© Colleen Yorke. All rights reserved. 2016.

The Dream of a Child

There is a child
Who goes forth every day
Discovering life in his own way.
The horizon's edge,
Every cubic inch of space,
He dreams in his dream 
The dreams of other dreamers.
Choosing a smile 
For all that remains
 Innocent and yet so wild
The simple dream of child.

© Colleen Yorke. All rights reserved. 2016.

Beyond the Horizon

Sometimes you don't know
You crossed a line
Until you are on the other side
Sometimes you know
You crossed a line
Because you wrote the warning sign.
Sometimes you cross a line
And you realize
Something beyond Cloud 9
The line has shifted
The side has drifted
Something new to define.
What was a line
Is only a blur of white
What seemed a fall
Isn't one at all.
Sometimes what seems to be the end
Is only the beginning.

© Colleen Yorke. All rights reserved. 2016.

Inch By Inch

He lives the poetry
He cannot write.
Not yet.
But soon.
Feeling muscles tense,
Inch by inch.
On the goal line of the world,
Light of a smile,
Giving in another mile.
Nothing to lose, but time.

© Colleen Yorke. All rights reserved. 2016.

You Can't Fall Out Of the Universe

I can't imagine the adventures you are on.  
Blown in any which way
The light catches the dust
Places words can not reach
Each wave a breath
Of a thousand grains of sand
Busy fiddler crabs darting
Back and forth by the stream
Caught between reality and dream
Primal parts of the world 
Not yet colored in
Orchestra of a night theater
Colorful details that hold the eye
In the daylight
Pocketful of secrets at night
You can't fall out of the universe.

© Colleen Yorke. All rights reserved. 2016.

An Edge to Walk

There is no path.
The path is made by walking
Or running.
Trails are lines of thought.
They meander,
Crisscross each other,
And flow off in
Odd directions.
Emotions are no more visible
Than the wind,
Until they touch something.
There is nothing
Out of place here.
How could there be,
It's nature.
An edge to walk.
Or run.

© Colleen Yorke. All rights reserved. 2016.

All Your Tomorrows Start Here.

A blue oval adrift on open sea.
So close to heart, and so out of reach. 
Curled water's edge watching from underneath
White flickerings of the sun flung across in repeat
Dancing, bouncing, playing tag 
Points of light on water's surface
Standing on my hands.
Love letters in the sand.
Is the sky facedown?
Or is the small boat 
Out there on the sparkling sea?
Eyes fixed on a new horizon,
Caught in a half-way world
A twist of the kaleidoscope
Pulled in a thousand directions,
Filled with a multitude of feelings
Owning none.
A cup for the soul of the world.

© Colleen Yorke. All rights reserved. 2016.

City of Angels

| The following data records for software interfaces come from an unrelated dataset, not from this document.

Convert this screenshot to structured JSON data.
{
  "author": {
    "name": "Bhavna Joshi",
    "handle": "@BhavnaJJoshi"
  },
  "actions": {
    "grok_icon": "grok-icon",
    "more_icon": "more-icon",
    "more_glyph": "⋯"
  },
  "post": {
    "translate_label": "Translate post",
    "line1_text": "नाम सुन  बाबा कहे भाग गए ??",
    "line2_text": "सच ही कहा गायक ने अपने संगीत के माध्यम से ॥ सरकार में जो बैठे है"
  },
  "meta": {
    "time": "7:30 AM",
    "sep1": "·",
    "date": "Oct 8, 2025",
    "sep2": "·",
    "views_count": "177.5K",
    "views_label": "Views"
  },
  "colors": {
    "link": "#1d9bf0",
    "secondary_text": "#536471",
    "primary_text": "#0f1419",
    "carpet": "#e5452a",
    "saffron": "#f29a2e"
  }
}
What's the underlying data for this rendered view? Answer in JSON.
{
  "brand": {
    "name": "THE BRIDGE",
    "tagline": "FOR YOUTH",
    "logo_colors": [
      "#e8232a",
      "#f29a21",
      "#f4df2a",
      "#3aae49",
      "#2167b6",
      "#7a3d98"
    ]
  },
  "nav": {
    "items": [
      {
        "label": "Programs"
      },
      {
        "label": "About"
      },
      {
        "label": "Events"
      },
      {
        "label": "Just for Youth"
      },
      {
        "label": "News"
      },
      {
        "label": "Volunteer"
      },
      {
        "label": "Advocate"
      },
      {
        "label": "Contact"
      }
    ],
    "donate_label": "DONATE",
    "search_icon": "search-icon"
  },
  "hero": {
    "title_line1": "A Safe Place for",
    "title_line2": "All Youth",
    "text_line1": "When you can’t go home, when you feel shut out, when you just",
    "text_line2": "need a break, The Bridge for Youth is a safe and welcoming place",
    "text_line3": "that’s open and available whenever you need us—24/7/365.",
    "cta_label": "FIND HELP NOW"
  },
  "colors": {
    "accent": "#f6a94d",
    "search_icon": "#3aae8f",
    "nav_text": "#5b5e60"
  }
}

Sunlight tapping on moving cars, 
Neon lights circulating in black bars.
Dazzling skyscrapers lit from within,
Words poured into a glass of gin.
Dreams and nightmares,
Truths and dares.
Broken hearts, broken minds,
Overnight successes of all kinds.
Chinese characters, a Kanji letter,
Translations lost for the better.
Pasta and poultry,
Chili and cheese,
Fish for me please.
What else is good?
A town shaped by 

The make and say of Hollywood.
Generations wrestling with 

Too few resources,
But strong creative forces.
Long lines, life in constant traffic,

Hoping, waiting for something big.
Far beyond confines o
f two-dimensions,
And lost centers of attention,
Headlines and cultural tensions,
Strange lessons in propinquity,
The ethic essence of a divided city.

© Colleen Yorke. All rights reserved. 2016.

Face of Agamemnon

Where the freeways fold
Over the glistening skylights
Dazzling stars of the night 
And pockets of time
Buildings with a thousand floors,
Reflecting windows and even 
More revolving doors. 
In the same deep waters as you.  
Somewhere amidst serendipity 
And constant vacuums of relativity
A leap of faith, architecture of space.
Fate gives what Chance can not control 
Abiding in mystery the lucidity of soul.
Gazing onto the face of Agamemnon
Leaving without a leg to stand upon
Coming home to look after my fences
Finding them missing
And again trusting my senses.

© Colleen Yorke. All rights reserved. 2016.
All names, characters, and incidents portrayed in this blog are fictitious. No identification with actual persons, places, buildings, and products is intended or should be inferred. © All rights reserved.